◆ Extracted records
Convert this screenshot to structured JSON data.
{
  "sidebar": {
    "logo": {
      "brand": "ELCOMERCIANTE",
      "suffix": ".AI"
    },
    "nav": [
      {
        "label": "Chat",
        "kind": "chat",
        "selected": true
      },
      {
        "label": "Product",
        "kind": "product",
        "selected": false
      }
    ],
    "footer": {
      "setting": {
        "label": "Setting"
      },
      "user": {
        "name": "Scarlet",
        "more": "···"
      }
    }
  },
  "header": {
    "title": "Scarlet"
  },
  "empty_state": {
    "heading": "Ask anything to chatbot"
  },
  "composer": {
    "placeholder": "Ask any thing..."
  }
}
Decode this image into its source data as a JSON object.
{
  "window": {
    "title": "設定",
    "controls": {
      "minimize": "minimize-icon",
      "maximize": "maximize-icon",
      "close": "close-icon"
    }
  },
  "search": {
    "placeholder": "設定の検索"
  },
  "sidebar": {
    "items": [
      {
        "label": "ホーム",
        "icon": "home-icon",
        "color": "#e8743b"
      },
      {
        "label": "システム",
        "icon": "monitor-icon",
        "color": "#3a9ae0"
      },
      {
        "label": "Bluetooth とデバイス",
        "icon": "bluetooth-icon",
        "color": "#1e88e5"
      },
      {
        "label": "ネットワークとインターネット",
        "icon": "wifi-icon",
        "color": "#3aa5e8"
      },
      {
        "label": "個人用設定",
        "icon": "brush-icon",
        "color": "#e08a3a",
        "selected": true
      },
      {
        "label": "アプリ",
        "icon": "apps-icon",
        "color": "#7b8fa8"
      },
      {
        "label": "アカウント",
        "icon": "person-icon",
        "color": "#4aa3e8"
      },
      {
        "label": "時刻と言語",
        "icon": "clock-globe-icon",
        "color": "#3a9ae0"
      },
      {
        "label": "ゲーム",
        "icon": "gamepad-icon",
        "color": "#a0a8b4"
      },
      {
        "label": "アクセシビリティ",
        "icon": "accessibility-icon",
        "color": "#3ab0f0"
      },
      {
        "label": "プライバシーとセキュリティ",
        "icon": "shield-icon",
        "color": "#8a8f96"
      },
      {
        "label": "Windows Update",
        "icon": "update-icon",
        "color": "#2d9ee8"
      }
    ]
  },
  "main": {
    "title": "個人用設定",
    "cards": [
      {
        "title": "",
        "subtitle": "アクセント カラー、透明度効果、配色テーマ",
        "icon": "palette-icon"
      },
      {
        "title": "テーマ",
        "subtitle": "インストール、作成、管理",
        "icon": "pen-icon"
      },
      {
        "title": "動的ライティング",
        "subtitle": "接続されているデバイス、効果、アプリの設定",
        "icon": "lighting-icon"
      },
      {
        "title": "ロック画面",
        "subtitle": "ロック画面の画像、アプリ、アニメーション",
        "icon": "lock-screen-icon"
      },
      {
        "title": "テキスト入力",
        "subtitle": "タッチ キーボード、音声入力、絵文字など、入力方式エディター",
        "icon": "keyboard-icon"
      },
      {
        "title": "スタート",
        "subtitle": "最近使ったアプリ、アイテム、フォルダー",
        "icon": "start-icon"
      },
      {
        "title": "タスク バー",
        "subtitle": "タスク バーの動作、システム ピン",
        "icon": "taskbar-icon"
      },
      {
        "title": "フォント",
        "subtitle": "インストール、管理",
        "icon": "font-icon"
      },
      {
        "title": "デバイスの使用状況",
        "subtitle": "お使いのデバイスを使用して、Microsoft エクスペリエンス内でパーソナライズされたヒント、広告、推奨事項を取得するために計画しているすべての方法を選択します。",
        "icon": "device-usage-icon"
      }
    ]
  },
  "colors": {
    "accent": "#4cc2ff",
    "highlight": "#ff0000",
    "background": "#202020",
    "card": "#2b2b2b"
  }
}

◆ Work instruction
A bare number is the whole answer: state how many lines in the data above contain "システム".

◆ Solution
2